- _Exercise objective_
All of the data below is to be copied again without changes.
*** Records for this exercise Section Begins ***
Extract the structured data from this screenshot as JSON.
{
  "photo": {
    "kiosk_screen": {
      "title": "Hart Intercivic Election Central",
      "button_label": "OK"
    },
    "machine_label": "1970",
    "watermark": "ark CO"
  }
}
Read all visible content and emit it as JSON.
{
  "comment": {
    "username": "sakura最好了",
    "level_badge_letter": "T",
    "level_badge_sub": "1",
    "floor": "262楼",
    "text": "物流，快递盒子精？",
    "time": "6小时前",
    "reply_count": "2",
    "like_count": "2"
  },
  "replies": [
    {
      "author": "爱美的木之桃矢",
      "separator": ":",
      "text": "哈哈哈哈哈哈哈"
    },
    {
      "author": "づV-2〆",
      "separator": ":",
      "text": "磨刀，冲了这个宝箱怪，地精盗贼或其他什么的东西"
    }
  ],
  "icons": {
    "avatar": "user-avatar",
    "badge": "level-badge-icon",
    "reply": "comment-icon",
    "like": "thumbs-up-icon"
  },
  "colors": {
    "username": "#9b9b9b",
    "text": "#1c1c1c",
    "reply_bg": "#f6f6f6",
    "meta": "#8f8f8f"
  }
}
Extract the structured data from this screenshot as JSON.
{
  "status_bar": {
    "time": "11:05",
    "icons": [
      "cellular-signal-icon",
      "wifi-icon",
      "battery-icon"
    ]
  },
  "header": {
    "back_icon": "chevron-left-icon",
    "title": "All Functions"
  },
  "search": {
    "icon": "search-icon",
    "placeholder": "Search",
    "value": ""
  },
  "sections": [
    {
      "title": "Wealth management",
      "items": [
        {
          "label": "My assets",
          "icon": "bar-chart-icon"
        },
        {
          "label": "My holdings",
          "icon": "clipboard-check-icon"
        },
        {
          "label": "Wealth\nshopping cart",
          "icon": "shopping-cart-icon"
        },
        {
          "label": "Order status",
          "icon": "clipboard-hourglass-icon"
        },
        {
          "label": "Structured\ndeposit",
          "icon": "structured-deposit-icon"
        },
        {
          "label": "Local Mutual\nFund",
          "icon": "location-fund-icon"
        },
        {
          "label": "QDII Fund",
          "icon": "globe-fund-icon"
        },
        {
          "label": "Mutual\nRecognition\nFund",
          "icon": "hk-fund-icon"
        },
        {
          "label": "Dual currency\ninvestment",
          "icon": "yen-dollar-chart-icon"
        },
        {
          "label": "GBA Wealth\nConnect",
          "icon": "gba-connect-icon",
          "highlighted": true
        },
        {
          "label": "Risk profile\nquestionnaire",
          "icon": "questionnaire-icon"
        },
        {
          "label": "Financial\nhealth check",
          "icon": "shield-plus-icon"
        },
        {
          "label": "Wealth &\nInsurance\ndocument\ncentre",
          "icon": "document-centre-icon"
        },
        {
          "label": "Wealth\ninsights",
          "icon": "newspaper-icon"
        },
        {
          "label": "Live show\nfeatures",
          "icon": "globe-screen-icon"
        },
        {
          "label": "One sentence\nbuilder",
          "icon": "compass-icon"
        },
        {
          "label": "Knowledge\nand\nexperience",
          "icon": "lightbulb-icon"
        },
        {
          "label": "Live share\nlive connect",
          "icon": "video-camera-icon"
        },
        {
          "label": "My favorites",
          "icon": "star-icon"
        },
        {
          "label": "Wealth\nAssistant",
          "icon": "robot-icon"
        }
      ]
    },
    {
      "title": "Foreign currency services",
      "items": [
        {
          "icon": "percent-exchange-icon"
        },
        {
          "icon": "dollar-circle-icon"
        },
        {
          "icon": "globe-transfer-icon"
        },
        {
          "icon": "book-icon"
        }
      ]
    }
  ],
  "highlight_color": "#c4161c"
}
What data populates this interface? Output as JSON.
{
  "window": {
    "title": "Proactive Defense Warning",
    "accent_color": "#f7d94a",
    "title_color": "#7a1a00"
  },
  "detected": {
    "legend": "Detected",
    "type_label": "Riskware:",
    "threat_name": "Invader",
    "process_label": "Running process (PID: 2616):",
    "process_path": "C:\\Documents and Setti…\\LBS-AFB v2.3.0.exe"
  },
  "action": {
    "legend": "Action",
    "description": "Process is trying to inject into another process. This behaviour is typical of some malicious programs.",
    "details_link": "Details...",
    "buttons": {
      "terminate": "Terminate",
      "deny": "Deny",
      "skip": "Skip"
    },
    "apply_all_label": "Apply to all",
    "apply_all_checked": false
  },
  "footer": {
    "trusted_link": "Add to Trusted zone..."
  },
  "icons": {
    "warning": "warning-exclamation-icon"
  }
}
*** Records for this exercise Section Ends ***
- _Exercise result_
Extract the structured data from this screenshot as JSON.
{
  "photo": {
    "kiosk_screen": {
      "title": "Hart Intercivic Election Central",
      "button_label": "OK"
    },
    "machine_label": "1970",
    "watermark": "ark CO"
  }
}
Read all visible content and emit it as JSON.
{
  "comment": {
    "username": "sakura最好了",
    "level_badge_letter": "T",
    "level_badge_sub": "1",
    "floor": "262楼",
    "text": "物流，快递盒子精？",
    "time": "6小时前",
    "reply_count": "2",
    "like_count": "2"
  },
  "replies": [
    {
      "author": "爱美的木之桃矢",
      "separator": ":",
      "text": "哈哈哈哈哈哈哈"
    },
    {
      "author": "づV-2〆",
      "separator": ":",
      "text": "磨刀，冲了这个宝箱怪，地精盗贼或其他什么的东西"
    }
  ],
  "icons": {
    "avatar": "user-avatar",
    "badge": "level-badge-icon",
    "reply": "comment-icon",
    "like": "thumbs-up-icon"
  },
  "colors": {
    "username": "#9b9b9b",
    "text": "#1c1c1c",
    "reply_bg": "#f6f6f6",
    "meta": "#8f8f8f"
  }
}
Extract the structured data from this screenshot as JSON.
{
  "status_bar": {
    "time": "11:05",
    "icons": [
      "cellular-signal-icon",
      "wifi-icon",
      "battery-icon"
    ]
  },
  "header": {
    "back_icon": "chevron-left-icon",
    "title": "All Functions"
  },
  "search": {
    "icon": "search-icon",
    "placeholder": "Search",
    "value": ""
  },
  "sections": [
    {
      "title": "Wealth management",
      "items": [
        {
          "label": "My assets",
          "icon": "bar-chart-icon"
        },
        {
          "label": "My holdings",
          "icon": "clipboard-check-icon"
        },
        {
          "label": "Wealth\nshopping cart",
          "icon": "shopping-cart-icon"
        },
        {
          "label": "Order status",
          "icon": "clipboard-hourglass-icon"
        },
        {
          "label": "Structured\ndeposit",
          "icon": "structured-deposit-icon"
        },
        {
          "label": "Local Mutual\nFund",
          "icon": "location-fund-icon"
        },
        {
          "label": "QDII Fund",
          "icon": "globe-fund-icon"
        },
        {
          "label": "Mutual\nRecognition\nFund",
          "icon": "hk-fund-icon"
        },
        {
          "label": "Dual currency\ninvestment",
          "icon": "yen-dollar-chart-icon"
        },
        {
          "label": "GBA Wealth\nConnect",
          "icon": "gba-connect-icon",
          "highlighted": true
        },
        {
          "label": "Risk profile\nquestionnaire",
          "icon": "questionnaire-icon"
        },
        {
          "label": "Financial\nhealth check",
          "icon": "shield-plus-icon"
        },
        {
          "label": "Wealth &\nInsurance\ndocument\ncentre",
          "icon": "document-centre-icon"
        },
        {
          "label": "Wealth\ninsights",
          "icon": "newspaper-icon"
        },
        {
          "label": "Live show\nfeatures",
          "icon": "globe-screen-icon"
        },
        {
          "label": "One sentence\nbuilder",
          "icon": "compass-icon"
        },
        {
          "label": "Knowledge\nand\nexperience",
          "icon": "lightbulb-icon"
        },
        {
          "label": "Live share\nlive connect",
          "icon": "video-camera-icon"
        },
        {
          "label": "My favorites",
          "icon": "star-icon"
        },
        {
          "label": "Wealth\nAssistant",
          "icon": "robot-icon"
        }
      ]
    },
    {
      "title": "Foreign currency services",
      "items": [
        {
          "icon": "percent-exchange-icon"
        },
        {
          "icon": "dollar-circle-icon"
        },
        {
          "icon": "globe-transfer-icon"
        },
        {
          "icon": "book-icon"
        }
      ]
    }
  ],
  "highlight_color": "#c4161c"
}
What data populates this interface? Output as JSON.
{
  "window": {
    "title": "Proactive Defense Warning",
    "accent_color": "#f7d94a",
    "title_color": "#7a1a00"
  },
  "detected": {
    "legend": "Detected",
    "type_label": "Riskware:",
    "threat_name": "Invader",
    "process_label": "Running process (PID: 2616):",
    "process_path": "C:\\Documents and Setti…\\LBS-AFB v2.3.0.exe"
  },
  "action": {
    "legend": "Action",
    "description": "Process is trying to inject into another process. This behaviour is typical of some malicious programs.",
    "details_link": "Details...",
    "buttons": {
      "terminate": "Terminate",
      "deny": "Deny",
      "skip": "Skip"
    },
    "apply_all_label": "Apply to all",
    "apply_all_checked": false
  },
  "footer": {
    "trusted_link": "Add to Trusted zone..."
  },
  "icons": {
    "warning": "warning-exclamation-icon"
  }
}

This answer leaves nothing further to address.